Neither Wara nor Bertheussen are directly accused of racism in the play, but the script noted that Wara’s role as justice minister includes immigration and asylum policy, and that he took over for “the racist and Islamophobic Sylvi Listhaug” (who had to resign after accusing the Labour Party of being more concerned with terrorists’ rights than national security). Wara’s party has always kept restrictive immigration policy high on its agenda.
Charges against theater personnel dropped
Bertheussen was so upset by Black Box Theater’s play that she also filed a complaint to police against Black Box director Anne-Cecile Sibue-Birkeland and three other artists behind the play. Police initially dropped the case but later revived it, leading to charges also being filed last week against Sibue-Birkeland and the three other artists, for allegedly invading the privacy of those whose homes were exposed. Oslo Police stressed that its charges had nothing to do with those against Bertheussen.
By the end of last week, both sides in the dispute faced charges, even as the theater claimed it had been exonerated by the charges against Bertheussen. Newspaper VG reported Sunday night, however, that the charges against the theater officials have now been dropped, for lack of evidence.
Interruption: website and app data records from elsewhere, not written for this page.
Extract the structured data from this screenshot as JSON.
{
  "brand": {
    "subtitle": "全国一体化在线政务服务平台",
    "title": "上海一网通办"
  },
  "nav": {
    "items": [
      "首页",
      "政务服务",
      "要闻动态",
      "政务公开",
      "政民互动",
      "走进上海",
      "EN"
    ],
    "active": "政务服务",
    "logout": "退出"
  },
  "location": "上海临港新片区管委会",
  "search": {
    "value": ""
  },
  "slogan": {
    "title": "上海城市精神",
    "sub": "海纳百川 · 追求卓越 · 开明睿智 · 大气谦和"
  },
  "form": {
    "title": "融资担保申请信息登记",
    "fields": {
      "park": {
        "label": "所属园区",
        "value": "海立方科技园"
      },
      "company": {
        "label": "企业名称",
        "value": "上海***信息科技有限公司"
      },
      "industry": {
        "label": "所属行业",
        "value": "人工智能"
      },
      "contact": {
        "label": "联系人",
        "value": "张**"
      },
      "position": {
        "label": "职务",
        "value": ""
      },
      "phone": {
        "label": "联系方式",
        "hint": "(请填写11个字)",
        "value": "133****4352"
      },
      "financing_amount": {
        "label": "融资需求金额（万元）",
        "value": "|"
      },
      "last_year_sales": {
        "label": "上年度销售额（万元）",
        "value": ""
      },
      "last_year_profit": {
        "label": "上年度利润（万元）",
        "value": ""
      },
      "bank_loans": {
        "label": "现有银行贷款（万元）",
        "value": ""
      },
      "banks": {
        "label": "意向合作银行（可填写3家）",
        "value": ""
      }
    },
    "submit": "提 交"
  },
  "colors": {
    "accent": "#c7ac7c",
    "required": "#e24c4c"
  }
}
(To read Black Box Theater’s reacton to the charges and debate around the play, click here – external link to the theater’s website.)
The charges against Bertheussen were upheld. Her complaints over the past four months had won support among other Progress Party politicians but also criticism from those who claimed the theater group must be allowed freedom of artistic expression. Several top Progress Party politicians over the years “have had problems with freedom of expression,” wrote commentator Hege Ulstein in Dagsavisen over the weekend, noting that Progress politicians are known to challenge expression that they don’t like.
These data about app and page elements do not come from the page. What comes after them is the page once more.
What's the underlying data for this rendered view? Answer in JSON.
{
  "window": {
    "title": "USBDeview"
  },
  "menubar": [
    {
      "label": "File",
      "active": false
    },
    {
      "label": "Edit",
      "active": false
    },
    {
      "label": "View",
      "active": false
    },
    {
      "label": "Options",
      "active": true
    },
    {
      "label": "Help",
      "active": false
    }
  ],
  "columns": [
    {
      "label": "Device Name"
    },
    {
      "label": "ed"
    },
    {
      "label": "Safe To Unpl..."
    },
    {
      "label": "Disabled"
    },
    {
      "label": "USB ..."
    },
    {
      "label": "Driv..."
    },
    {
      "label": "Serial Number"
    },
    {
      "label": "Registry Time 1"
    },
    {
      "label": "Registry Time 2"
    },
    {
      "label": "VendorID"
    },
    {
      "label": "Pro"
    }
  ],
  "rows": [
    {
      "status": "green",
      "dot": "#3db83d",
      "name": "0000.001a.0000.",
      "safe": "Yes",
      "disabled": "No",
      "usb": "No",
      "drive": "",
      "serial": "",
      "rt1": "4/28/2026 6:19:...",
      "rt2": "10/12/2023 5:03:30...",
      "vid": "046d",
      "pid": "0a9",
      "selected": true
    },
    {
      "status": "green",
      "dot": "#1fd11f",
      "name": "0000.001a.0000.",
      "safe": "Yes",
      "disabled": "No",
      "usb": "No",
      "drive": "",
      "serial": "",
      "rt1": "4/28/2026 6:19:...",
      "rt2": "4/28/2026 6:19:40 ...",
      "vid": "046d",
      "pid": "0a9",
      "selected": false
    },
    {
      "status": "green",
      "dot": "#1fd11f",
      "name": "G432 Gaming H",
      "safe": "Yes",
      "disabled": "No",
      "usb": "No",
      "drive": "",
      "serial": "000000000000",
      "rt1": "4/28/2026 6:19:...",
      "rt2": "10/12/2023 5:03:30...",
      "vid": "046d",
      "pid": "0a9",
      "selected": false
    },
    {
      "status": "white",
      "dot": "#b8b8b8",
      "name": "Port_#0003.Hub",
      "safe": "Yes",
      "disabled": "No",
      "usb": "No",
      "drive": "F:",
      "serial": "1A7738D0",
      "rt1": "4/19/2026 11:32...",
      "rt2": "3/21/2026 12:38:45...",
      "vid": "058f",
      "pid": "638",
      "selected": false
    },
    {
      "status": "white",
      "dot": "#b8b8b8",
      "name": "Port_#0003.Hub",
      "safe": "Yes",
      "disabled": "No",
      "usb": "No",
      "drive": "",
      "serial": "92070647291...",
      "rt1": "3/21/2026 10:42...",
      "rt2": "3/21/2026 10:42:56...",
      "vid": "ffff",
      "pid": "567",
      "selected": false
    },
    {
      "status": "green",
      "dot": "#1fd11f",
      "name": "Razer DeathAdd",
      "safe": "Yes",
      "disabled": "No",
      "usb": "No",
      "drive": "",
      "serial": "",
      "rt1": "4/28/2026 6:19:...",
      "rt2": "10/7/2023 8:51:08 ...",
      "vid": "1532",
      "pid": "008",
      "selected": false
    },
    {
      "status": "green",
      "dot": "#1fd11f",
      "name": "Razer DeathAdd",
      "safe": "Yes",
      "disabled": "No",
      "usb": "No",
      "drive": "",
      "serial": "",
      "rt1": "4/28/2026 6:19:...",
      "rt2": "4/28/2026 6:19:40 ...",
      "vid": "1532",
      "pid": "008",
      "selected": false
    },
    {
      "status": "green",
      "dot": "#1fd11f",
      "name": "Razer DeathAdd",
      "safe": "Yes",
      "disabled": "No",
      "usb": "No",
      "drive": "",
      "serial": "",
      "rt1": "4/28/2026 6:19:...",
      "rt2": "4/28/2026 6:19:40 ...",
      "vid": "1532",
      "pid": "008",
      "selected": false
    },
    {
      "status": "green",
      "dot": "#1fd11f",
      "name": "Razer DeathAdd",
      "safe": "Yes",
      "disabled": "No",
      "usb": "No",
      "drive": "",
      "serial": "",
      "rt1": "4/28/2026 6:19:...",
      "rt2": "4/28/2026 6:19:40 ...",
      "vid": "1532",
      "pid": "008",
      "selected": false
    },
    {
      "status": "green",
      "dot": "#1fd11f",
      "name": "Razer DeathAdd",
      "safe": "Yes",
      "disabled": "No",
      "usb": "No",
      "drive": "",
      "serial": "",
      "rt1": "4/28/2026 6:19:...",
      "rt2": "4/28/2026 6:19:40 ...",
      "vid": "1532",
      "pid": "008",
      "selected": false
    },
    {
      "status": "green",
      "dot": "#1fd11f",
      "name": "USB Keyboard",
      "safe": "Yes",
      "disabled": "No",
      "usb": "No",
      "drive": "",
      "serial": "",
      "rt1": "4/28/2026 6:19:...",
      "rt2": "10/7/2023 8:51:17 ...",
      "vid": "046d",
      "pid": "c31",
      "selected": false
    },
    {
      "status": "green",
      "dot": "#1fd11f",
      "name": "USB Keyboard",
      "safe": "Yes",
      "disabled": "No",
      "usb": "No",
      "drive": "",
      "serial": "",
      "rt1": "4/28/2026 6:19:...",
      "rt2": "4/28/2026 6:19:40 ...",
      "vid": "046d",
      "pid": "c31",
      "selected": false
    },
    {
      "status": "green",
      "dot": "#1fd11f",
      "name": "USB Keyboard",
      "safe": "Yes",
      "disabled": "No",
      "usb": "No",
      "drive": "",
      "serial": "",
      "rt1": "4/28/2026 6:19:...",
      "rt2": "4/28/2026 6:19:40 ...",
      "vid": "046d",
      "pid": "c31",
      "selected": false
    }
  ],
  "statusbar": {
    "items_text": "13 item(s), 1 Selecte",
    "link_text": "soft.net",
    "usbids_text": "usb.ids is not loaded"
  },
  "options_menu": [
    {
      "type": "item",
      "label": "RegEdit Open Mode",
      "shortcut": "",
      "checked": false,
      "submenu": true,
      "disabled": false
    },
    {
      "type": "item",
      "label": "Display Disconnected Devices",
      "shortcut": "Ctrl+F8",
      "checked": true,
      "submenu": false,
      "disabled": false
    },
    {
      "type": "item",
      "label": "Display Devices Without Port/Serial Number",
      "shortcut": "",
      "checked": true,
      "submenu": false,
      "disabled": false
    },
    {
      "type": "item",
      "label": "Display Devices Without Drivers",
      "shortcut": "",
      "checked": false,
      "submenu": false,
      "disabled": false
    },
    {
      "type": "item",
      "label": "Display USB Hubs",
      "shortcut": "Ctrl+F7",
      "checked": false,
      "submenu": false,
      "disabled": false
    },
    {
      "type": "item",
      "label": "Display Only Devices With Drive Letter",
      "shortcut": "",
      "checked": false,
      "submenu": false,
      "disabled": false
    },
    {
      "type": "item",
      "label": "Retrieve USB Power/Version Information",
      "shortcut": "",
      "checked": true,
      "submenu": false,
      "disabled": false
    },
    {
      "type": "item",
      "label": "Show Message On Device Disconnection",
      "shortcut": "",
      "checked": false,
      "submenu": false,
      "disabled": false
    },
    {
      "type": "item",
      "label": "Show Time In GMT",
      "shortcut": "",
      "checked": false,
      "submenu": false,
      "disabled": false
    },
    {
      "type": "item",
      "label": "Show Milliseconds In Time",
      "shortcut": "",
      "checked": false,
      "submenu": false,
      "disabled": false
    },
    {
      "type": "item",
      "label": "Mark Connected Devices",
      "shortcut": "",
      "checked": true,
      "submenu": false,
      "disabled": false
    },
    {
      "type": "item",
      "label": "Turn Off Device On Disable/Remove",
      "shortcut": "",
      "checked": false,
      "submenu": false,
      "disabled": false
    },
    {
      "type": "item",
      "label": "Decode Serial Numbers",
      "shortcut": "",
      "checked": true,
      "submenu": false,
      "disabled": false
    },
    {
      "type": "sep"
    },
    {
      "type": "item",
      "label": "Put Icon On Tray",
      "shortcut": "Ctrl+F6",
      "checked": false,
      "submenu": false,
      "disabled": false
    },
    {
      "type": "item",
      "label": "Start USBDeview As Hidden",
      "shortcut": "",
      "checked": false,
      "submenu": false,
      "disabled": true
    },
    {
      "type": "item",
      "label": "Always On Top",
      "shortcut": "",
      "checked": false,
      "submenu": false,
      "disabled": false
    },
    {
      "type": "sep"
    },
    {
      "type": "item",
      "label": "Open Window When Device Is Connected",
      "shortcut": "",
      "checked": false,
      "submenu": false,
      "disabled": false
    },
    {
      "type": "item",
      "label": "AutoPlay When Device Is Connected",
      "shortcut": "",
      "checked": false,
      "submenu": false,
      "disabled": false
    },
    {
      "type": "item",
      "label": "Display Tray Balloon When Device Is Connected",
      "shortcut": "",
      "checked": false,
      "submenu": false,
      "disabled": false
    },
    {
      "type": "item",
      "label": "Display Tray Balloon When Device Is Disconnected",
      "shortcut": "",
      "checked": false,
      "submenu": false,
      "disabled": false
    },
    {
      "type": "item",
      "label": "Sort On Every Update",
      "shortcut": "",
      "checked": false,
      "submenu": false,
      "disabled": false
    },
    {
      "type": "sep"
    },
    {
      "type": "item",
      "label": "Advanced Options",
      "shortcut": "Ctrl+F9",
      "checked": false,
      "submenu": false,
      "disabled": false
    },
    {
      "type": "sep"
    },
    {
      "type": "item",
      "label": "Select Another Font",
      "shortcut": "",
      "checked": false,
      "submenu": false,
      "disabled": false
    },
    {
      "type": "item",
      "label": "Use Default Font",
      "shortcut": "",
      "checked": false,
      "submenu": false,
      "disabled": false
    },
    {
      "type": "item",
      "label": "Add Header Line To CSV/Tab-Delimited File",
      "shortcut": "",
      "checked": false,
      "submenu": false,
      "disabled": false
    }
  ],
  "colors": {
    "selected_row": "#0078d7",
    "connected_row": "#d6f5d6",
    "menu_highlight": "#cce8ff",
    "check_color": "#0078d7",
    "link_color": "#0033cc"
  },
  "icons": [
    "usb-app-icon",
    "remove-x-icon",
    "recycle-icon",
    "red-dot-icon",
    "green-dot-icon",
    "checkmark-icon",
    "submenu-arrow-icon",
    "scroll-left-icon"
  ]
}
After the fifth act of vandalism and arson against Wara’s home erupted last weekend, when he was away for the football weekend in the UK, he won bipartisan support from colleagues who bemoaned how difficult it’s become to be a politician in the public spotlight. They were joined by Prime Minister Solberg, who has later caught lots of criticism herself for criticizing the theater for making politicians’ lives harder, and exposing their families as well.
When Bertheussen was charged late last week, Solberg was immediately asked to apologize to all those involved with the play, several of whom had been threatened themselves. When Solberg refused to do so, she was also blasted by other, more mainstream cultural and theatrical officials, including the head of the National Theater in Oslo.
Was Bertheussen so angered by the play, and how she felt it could threaten her partner, that she planted threats herself to prove her point? Absolutely not, she claims through her lawyer. He told reporters over the weekend that she had answered investigators’ questions and now hopes they’ll find those guilty of vandalizing, setting fires and otherwise threatening her home.
It remained unclear, meanwhile, whether Wara can ever return as justice minister. There’s nothing legally blocking that, according to a law professor at the University of Oslo, but the questions raised by the charges and the new power imbalance between the minister and his underlings loom large. His credibility as the nation’s justice minister has been damaged.
Solberg won’t comment, claiming the police “must now be allowed to do their work.” That could take months, prompting others to claim that Solberg should finally take the justice minister’s position out of the Progress Party’s control in her coalition government and place it under her own Conservatives’ control instead. Progress’ justice ministers have repeatedly run into trouble, critics note, and Solberg needs stability within her cabinet in the run-up to the next national election in 2021.